Kowloon Walled City

 Sunlight comes only rarely, with a sliver slicing down between the ramshackle towers. The light here is fluorescent and the people packed sardine tight amongst twisting corridors. Some of the lower levels are widely considered uninhabitable due to trash. Up the street (if it can be called that) there’s a drug parlor with an unlicensed “doctor” open for business upstairs. They exist openly: there are no police because there is no law.

Walled City

The above is not a description of a dystopian (or utopian) fantasia, but of the Kowloon Walled City which was very real. From 1945-1993, a political loophole created a zone of Hong Kong where there was no law. The resulting anarchic, hodge-podge monolith was the descendant of the pirate utopias of old: a testament to humanity’s ingenuity, greed, violence and tenacity. Here is a glimpse within the walls of one of the strangest human settlements ever.

The story goes like this: it’s 1898 and, at the height of their imperial power, the British have just forced the Chinese to sign away the Kowloon Peninsula for the next 99 years. There is one exception, however, as the British agree to let a small magistrate’s fort remain until they set up their colonial administration. The Chinese leave, but when the British attack the fort, they find it abandoned. So, like any good colonial bureaucrat, they scratch their heads before promptly turning it into a tourist attraction and ignore its murky legal status.

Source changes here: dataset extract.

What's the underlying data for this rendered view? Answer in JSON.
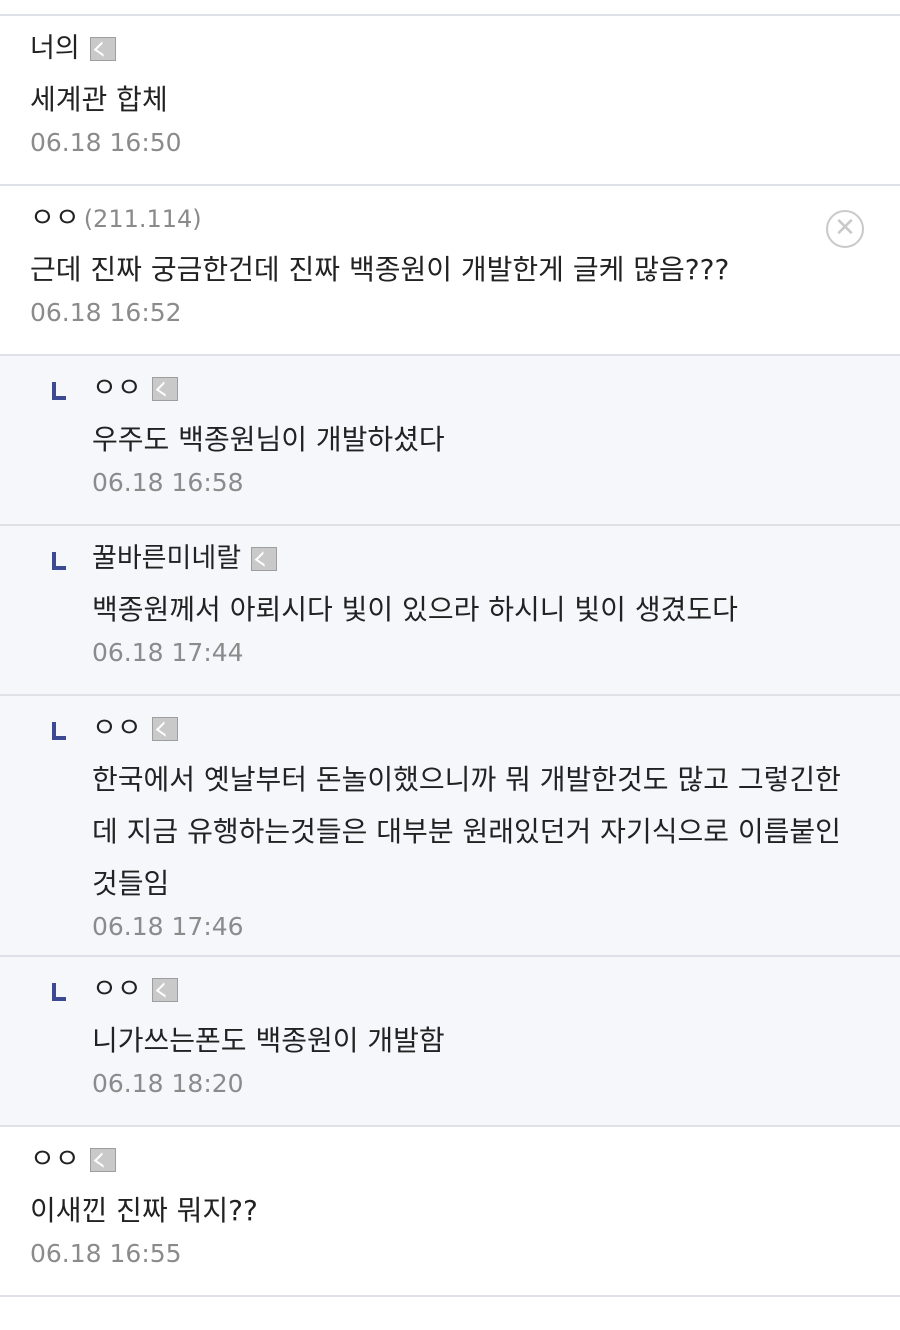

Along comes World War II, and the Japanese, after taking Hong Kong, tear down the walls to build an airport. After the war, squatters flock to the area and begin to build. Attempts to evict them end, twice, end in riots that threaten to cause a diplomatic incident. The British go back to ignoring the place. The population grows exponentially, and by 1971 there are 10,000 people living on seven acres. It attracts the usual types drawn to undiscovered countries: criminals, dreamers, dissidents, refugees and the plain desperate.

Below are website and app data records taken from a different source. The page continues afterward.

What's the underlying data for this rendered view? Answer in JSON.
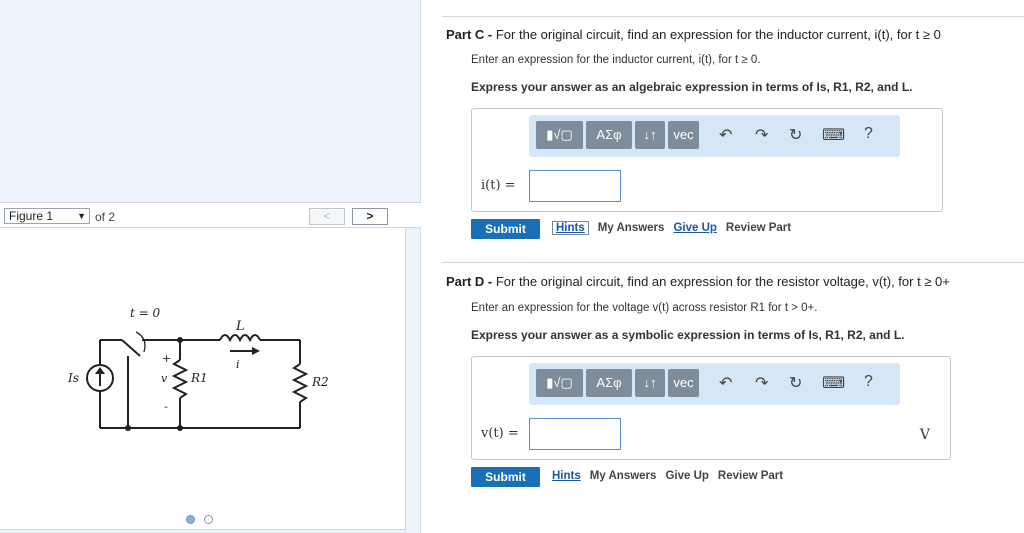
{
  "figure_nav": {
    "select_value": "Figure 1",
    "select_caret": "▼",
    "of_text": "of 2",
    "prev_label": "<",
    "next_label": ">"
  },
  "circuit_labels": {
    "switch_time": "t = 0",
    "inductor": "L",
    "current": "i",
    "source": "Is",
    "voltage": "v",
    "r1": "R1",
    "r2": "R2",
    "plus": "+",
    "minus": "-"
  },
  "part_c": {
    "label": "Part C -",
    "title": "For the original circuit, find an expression for the inductor current, i(t), for t ≥ 0",
    "instruction": "Enter an expression for the inductor current, i(t), for t ≥ 0.",
    "express": "Express your answer as an algebraic expression in terms of Is, R1, R2, and L.",
    "answer_label": "i(t) =",
    "submit": "Submit",
    "hints": "Hints",
    "my_answers": "My Answers",
    "give_up": "Give Up",
    "review_part": "Review Part"
  },
  "part_d": {
    "label": "Part D -",
    "title": "For the original circuit, find an expression for the resistor voltage, v(t), for t ≥ 0+",
    "instruction": "Enter an expression for the voltage v(t) across resistor R1 for t > 0+.",
    "express": "Express your answer as a symbolic expression in terms of Is, R1, R2, and L.",
    "answer_label": "v(t) =",
    "unit": "V",
    "submit": "Submit",
    "hints": "Hints",
    "my_answers": "My Answers",
    "give_up": "Give Up",
    "review_part": "Review Part"
  },
  "toolbar": {
    "templates": "▮√▢",
    "greek": "ΑΣφ",
    "arrows": "↓↑",
    "vec": "vec",
    "undo": "↶",
    "redo": "↷",
    "reset": "↻",
    "keyboard": "⌨",
    "help": "?"
  },
  "colors": {
    "submit": "#1a6fb6",
    "toolbar_bg": "#d5e6f6",
    "toolbar_btn": "#7f8c9b",
    "link": "#1b57a2"
  }
}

But even as the buildings practically merge into one monolithic labyrinth, people manage to build a life in the Walled City. The communities work out basic rules to prevent fires, sink over 70 wells or tap into city supplies to get water (Hong Kong ends up providing it), set height limits on the buildings to prevent trouble with the nearby airport and establish volunteer groups to keep some basic order.

But this is still a lawless place. Driven from mainland China, the Triads set up shop and start living like kings, while Hong Kong’s upper crust comes in for the sex, drugs and gambling. The gangsters end up lording it over the inhabitants until 3,000 raids by the Hong Kong police in the 1970s clear most of them out (though it leaves the city ungoverned as ever).



After the Triad recedes, the city thrives, the population multiplies to 35,000 (making it one of the most densely populated places on the planet), and by most accounts, the violent crime rate is lower than similar neighborhoods in the rest of the city. Doctors and entrepreneurs who can’t afford the licenses in Hong Kong set up shop and make a fortune.

But, thing change as the handover to China approaches. Neither country’s government particularly likes the filthy uncontrolled pocket that their nearly century long dispute has created. An agreement is made, the residents are moved out and, in 1993 the whole staggering structure is demolished. Today, it’s a park.


Before and After

But the Walled City left its mark, vexing the Muscles from Brussels in Bloodsport, inspiring Christopher Nolan’s depiction of Gotham’s slums and is rebuilt in cyberspace in William Gibson’s Bridge Trilogy.

Every observer seems to have taken a different lesson. Some extolled it as the “rarest of things, a working model of an anarchist society,” while U.S. News and World Report (never big on the whole nonconformity thing in the first place), sputtering in its disgust, dubbed it “a fetid conglomeration” of tenements, piling on words like “festering” for good measure.

I think any lessons the place offers defy easy categories. But because it’s closer in history, it should be a reminder, whenever any of us looks back on the aforementioned pirate utopias, or the romanticized depictions of Tortuga or the Wild West, that those no-rules fantasy lands were real places with all the attendant blood and stink.

Yes, the anarchistic types out there are correct when they say that the Walled City is evidence that humans can co-exist, and even thrive, without laws constantly piled on them. But it’s not that simple. After all, without massive police raids (government incarnate), the place would have probably become a mob-run tyranny. Its residents had a degree of freedom that anyone who comes home to piles of bills or endless forms can’t help but envy. They also had darkness, a lower life expectancy, filthy living conditions and huge numbers of drug addicts.

But if the Walled City is a reminder that lawlessness isn’t quite as cleanly romantic as some might think, it also reminds us that a staggering number of societies are possible – and that every one of them has a price.

* City of Darkness, a book by photographers Greg Girard and Ian Lambot. The source for the best images of the walled city, including most of those in this article.

Via: coilhouse